Records shown:
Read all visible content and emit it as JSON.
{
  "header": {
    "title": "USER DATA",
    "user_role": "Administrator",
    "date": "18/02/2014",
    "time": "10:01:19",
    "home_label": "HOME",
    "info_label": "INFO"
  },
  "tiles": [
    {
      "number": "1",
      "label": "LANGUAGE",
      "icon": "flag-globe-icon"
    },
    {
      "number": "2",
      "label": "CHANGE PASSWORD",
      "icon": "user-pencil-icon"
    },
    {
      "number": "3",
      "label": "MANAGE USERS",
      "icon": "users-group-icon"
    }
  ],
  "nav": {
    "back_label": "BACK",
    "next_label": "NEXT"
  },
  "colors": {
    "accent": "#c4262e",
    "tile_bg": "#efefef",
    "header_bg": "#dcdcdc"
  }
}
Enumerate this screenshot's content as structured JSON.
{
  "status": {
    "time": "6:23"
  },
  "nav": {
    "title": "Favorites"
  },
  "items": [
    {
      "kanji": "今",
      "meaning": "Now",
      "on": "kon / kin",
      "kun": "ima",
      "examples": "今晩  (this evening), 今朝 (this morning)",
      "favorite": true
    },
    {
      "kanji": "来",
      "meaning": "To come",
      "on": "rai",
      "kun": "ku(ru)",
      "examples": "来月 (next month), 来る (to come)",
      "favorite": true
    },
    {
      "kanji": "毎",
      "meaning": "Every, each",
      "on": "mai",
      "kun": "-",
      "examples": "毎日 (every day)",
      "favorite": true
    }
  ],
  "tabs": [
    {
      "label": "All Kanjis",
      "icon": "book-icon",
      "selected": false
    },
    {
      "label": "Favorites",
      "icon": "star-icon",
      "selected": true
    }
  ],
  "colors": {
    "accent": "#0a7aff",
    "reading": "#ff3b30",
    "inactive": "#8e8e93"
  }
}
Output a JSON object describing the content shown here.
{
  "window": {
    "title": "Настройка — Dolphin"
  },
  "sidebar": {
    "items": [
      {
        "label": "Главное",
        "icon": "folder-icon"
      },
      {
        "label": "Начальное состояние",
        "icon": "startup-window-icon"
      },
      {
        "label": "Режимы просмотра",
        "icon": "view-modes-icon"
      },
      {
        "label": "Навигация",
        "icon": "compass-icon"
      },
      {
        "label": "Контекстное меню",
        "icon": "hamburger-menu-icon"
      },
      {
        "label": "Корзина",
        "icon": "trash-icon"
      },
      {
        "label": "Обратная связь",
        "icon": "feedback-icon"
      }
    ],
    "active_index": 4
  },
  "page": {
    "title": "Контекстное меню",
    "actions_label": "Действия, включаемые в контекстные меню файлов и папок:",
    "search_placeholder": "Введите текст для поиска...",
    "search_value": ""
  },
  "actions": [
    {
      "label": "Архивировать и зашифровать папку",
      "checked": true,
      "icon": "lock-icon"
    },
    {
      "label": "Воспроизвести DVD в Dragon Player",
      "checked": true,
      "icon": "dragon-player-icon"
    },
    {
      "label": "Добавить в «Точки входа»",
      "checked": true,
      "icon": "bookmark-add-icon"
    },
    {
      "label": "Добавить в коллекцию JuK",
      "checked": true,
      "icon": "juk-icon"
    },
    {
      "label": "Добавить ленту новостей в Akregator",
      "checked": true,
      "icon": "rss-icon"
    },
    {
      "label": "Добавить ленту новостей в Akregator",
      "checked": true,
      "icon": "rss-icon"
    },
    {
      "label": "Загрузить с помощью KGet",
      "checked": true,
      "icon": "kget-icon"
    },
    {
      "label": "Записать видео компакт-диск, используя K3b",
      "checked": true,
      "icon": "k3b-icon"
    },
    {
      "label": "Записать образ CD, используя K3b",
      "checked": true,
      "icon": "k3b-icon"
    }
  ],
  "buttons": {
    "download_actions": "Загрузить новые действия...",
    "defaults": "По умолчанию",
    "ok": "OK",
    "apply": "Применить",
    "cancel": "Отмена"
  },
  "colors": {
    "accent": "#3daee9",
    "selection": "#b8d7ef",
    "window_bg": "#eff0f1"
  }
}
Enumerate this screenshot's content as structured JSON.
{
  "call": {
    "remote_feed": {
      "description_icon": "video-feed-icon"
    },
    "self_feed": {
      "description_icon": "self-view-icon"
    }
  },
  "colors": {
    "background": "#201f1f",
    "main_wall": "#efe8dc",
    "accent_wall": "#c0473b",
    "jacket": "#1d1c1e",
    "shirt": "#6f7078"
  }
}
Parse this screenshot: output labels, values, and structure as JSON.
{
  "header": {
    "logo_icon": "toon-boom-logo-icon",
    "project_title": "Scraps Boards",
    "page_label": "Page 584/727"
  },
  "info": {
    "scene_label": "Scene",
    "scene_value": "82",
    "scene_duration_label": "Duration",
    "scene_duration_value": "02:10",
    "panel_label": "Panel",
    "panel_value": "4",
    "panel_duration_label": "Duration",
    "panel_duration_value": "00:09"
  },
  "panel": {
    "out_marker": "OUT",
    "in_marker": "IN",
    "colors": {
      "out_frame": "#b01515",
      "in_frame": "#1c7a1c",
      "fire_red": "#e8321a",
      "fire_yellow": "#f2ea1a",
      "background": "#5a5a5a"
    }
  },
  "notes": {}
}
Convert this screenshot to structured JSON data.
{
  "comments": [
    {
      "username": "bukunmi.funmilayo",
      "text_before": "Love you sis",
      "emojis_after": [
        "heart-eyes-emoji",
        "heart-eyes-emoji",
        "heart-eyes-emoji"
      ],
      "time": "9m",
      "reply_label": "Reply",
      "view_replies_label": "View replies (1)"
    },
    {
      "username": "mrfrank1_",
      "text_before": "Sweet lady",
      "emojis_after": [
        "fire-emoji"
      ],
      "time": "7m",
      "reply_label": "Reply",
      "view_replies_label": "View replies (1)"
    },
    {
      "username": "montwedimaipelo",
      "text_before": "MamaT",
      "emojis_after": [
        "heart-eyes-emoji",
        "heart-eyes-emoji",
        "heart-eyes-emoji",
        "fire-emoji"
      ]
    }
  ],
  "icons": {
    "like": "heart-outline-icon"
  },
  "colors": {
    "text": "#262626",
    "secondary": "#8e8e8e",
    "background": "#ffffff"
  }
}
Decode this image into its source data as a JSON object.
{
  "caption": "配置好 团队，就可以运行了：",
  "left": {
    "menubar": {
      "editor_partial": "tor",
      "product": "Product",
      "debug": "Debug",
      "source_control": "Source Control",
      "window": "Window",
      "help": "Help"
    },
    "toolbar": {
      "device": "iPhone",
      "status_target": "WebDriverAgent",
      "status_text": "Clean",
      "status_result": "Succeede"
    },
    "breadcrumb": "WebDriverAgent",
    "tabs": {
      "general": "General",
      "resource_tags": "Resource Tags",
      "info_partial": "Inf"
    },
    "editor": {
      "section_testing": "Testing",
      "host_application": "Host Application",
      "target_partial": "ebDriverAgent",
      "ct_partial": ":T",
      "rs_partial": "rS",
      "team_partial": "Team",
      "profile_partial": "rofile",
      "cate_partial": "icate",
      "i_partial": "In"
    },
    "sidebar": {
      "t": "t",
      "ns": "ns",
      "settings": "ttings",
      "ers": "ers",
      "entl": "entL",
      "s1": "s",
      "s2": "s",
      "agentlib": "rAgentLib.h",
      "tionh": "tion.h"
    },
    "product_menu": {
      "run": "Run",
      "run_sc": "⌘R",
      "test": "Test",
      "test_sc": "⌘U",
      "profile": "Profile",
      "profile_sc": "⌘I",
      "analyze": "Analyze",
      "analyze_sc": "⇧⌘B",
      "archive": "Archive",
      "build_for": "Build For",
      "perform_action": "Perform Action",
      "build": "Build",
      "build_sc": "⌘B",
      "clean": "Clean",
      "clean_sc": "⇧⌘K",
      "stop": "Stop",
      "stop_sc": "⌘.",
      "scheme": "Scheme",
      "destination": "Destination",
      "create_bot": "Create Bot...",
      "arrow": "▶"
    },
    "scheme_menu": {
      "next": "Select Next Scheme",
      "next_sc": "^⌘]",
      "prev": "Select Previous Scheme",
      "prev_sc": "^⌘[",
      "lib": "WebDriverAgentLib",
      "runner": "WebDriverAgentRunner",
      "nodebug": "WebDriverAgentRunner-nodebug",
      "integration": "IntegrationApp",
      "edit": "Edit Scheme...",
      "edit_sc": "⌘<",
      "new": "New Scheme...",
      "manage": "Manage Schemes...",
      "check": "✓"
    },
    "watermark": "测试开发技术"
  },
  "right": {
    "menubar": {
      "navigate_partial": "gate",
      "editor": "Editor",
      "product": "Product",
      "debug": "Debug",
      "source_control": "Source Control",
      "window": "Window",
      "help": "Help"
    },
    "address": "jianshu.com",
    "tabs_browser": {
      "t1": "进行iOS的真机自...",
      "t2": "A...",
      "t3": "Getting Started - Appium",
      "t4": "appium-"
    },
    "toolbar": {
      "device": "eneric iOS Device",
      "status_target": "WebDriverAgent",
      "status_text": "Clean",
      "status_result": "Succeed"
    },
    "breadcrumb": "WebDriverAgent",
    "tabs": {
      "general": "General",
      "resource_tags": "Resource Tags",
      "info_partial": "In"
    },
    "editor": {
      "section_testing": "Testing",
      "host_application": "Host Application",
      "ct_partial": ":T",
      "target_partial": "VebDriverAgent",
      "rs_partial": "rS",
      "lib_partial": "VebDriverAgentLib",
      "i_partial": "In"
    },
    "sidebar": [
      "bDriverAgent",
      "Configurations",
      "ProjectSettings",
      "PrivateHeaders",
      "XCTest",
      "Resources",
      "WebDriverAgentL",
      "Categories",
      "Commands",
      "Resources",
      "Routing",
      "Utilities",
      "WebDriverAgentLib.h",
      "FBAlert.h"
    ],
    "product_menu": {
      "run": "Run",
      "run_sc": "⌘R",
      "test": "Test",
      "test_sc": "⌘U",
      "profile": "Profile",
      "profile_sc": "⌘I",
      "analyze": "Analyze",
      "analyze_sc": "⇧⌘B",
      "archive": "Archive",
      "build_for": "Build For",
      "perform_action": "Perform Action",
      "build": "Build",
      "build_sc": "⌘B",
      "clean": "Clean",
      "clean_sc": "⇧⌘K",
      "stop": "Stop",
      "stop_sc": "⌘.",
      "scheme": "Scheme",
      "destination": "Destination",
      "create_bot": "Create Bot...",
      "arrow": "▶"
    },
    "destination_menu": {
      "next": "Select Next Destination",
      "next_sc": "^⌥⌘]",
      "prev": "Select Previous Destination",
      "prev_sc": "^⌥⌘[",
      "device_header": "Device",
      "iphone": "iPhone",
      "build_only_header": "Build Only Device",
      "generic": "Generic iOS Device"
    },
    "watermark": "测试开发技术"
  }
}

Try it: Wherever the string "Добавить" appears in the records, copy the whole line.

Answer for the task:
      "label": "Добавить в «Точки входа»",
      "label": "Добавить в коллекцию JuK",
      "label": "Добавить ленту новостей в Akregator",
      "label": "Добавить ленту новостей в Akregator",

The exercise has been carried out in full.